Here’s my Wailing Wall prayer-
I am a Mother. Yet in my house there are no stray toys rolling around on the floor. There are no sippy cups with apple juice residue piled up by the sink. There are no schedules of what child goes where and when on our refrigerator.
There are no school papers stacked on our kitchen table or science project parts strewn across our countertops. I am not identified in any communities of mothers. I am not invited to forums of mothers who work outside the home.
I’ve never read What to Expect When You Are Expecting, or gone to a play group with girlfriends and their kids. I cringe when I am asked by strangers: “How many kids do you have?” Why? Because I always have to say, “I have none.”
Rather, my home life is as adult-centered as it comes. Almost never do you find my husband and me sitting at the kitchen table at mealtimes. You wouldn’t find child-protective devices on our electrical outlets or wine cabinet doors, nor do we sketch out our weekend activities around nap times or soccer games. And there are empty rooms in our home, two of them. Though we’ve planned big, it is still just the two of us. But, I am a Mother. I have children. But no one sees them.
There are those who have dwelled within me, but decided to take a short, in fact very short, stay.
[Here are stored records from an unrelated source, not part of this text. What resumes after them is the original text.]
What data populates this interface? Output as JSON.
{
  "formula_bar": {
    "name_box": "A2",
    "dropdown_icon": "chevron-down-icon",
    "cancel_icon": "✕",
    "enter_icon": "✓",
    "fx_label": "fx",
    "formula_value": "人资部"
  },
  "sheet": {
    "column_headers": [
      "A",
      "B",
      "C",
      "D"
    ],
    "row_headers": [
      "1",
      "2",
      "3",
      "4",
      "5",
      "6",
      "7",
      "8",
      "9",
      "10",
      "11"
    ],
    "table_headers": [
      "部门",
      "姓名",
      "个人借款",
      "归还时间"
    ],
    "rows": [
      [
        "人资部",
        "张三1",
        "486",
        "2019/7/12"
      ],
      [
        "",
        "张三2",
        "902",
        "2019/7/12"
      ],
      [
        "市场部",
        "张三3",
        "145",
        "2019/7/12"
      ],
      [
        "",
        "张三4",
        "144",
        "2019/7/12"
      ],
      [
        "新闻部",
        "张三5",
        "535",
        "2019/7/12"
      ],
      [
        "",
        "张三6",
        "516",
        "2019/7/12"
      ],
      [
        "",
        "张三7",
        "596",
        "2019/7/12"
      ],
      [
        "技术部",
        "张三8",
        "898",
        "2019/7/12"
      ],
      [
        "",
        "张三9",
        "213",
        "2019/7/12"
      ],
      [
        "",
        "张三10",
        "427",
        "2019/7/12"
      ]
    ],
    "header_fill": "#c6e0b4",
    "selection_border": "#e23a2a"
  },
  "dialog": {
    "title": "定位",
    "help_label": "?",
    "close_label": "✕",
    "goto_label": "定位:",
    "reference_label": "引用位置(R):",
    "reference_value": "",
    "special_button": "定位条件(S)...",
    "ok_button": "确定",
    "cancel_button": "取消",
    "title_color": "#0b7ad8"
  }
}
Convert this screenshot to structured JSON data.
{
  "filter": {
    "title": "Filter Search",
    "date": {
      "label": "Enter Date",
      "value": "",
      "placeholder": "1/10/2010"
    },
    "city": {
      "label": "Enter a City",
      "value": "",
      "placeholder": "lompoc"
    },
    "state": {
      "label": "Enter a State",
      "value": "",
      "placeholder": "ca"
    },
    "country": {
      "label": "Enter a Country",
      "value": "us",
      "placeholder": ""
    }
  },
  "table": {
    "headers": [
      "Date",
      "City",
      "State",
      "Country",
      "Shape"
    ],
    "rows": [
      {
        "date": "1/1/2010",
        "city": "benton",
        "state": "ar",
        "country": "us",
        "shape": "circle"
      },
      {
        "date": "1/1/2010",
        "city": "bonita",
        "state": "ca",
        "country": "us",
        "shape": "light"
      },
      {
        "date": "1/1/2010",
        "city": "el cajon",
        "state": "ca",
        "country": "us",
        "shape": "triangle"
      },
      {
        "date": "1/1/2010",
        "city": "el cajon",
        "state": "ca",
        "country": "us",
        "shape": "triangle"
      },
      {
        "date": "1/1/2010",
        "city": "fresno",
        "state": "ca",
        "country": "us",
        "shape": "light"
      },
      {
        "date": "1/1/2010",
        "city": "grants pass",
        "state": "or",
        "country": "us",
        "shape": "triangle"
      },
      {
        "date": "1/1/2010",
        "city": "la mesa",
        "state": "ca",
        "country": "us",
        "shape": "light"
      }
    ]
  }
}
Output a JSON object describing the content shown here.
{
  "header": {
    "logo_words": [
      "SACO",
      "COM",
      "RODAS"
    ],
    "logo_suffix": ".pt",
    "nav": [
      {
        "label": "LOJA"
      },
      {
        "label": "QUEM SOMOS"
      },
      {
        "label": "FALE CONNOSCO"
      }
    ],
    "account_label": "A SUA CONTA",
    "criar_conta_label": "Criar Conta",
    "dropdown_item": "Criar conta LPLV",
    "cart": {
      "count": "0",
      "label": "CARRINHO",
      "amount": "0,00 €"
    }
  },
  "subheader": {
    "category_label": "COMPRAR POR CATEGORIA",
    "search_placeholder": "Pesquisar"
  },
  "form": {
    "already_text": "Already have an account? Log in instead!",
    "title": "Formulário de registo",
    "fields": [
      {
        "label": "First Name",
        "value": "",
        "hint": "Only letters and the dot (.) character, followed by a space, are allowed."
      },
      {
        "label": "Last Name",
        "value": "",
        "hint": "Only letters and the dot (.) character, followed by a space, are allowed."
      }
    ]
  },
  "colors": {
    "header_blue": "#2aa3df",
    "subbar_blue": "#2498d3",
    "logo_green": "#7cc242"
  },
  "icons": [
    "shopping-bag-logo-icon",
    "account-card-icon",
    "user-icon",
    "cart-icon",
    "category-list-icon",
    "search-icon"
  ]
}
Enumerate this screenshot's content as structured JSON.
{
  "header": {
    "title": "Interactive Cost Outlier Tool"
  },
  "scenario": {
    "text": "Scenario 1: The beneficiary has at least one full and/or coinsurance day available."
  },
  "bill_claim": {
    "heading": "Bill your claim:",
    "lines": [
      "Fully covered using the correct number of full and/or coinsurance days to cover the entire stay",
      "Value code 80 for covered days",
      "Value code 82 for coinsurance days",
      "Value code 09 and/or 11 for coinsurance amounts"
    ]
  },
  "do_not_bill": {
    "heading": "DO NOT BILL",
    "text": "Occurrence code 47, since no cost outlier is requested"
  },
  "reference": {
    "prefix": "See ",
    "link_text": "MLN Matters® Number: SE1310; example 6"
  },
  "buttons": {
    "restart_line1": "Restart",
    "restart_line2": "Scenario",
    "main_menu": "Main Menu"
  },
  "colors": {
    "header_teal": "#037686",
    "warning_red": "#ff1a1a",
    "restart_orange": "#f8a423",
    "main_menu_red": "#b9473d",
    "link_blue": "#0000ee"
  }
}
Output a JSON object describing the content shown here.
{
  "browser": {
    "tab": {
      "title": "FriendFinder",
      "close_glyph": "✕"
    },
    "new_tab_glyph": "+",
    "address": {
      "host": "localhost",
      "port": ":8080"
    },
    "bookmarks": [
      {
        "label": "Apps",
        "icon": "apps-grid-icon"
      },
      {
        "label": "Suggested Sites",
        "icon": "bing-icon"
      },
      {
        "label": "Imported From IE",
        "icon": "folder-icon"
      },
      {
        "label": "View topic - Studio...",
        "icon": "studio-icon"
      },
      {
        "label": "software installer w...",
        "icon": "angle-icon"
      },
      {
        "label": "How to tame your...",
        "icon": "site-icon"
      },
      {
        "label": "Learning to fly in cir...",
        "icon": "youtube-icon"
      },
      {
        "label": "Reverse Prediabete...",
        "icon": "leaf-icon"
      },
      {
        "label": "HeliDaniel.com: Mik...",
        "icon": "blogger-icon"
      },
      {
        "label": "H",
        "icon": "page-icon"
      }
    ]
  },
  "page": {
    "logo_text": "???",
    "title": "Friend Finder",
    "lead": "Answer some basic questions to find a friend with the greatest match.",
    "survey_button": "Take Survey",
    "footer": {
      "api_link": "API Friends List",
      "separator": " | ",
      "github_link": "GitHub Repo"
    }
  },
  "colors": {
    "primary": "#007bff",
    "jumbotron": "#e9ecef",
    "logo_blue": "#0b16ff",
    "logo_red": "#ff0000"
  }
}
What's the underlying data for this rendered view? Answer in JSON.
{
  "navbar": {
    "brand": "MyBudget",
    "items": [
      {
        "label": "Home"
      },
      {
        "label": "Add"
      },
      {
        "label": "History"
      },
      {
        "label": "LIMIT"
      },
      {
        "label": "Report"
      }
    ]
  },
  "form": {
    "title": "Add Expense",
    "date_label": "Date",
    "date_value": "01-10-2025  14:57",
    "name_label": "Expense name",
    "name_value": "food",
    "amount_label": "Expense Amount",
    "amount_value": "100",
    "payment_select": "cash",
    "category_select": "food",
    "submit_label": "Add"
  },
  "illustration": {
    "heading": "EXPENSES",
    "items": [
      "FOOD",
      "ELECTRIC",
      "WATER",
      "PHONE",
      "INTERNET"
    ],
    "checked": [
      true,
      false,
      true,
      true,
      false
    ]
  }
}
And I wouldn’t have known about them either, except for the signs that pointed to their dwelling. My body spoke of them through exhaustion, nausea, and cravings of unusual foods. Something new had found its way into me, and my heart counted the days and yearned for them to stay, even—just even—for one more day. I loved them, each one of them. And when they were gone, making their way out of me like a disgruntled houseguest, I wept. I cried tears so big they ran from my cheeks to my navel.
They poured like an upstream river out of my being. I didn’t know when or if the intense pain would ever stop. I couldn’t believe that such a good gift could be so cruelly taken so soon. Yet, these children were never gone from my heart. I was still their Mother. Yet, there remain in this time and space children of mine who I do not mother alone. Some have blonde hair, some have dark skin; some are very young, and others are much older than me in years but alone in their own way.
Each is searching for spaces in this crazy world to call their own and for someone to recognize who they really are. They cry out and, even though my own pain sings a loud song, I do hear them. It is my honor to see them. I fiercely want to protect them from any more of life’s deepest pains. I love them and weep for them too—not because their life has gone from me, rather because it has come and stayed close. They have come into my heart and they are now part of me too. Our bond is undeniably good.
So, no, I may never be able to attend the innocence of the average baby shower with other mothers-to-be, or be invited to a mother’s support group, or even be able to talk fully about my mothering pain and joy in public.
I am learning to accept that the gift of mothering I have been given may never be understood by most. And I might never know what physical life coming from my womb is like. Such is the cost of unconventional motherhood: loneliness.
Yet, no matter how I feel or what others say or even what the future may hold for me, there is one thing I know: I am, and will always be, a mother.
If you’d like to read more, check out Birthed here.
Know if days like this are sad for you, my heart is with you. You are not alone.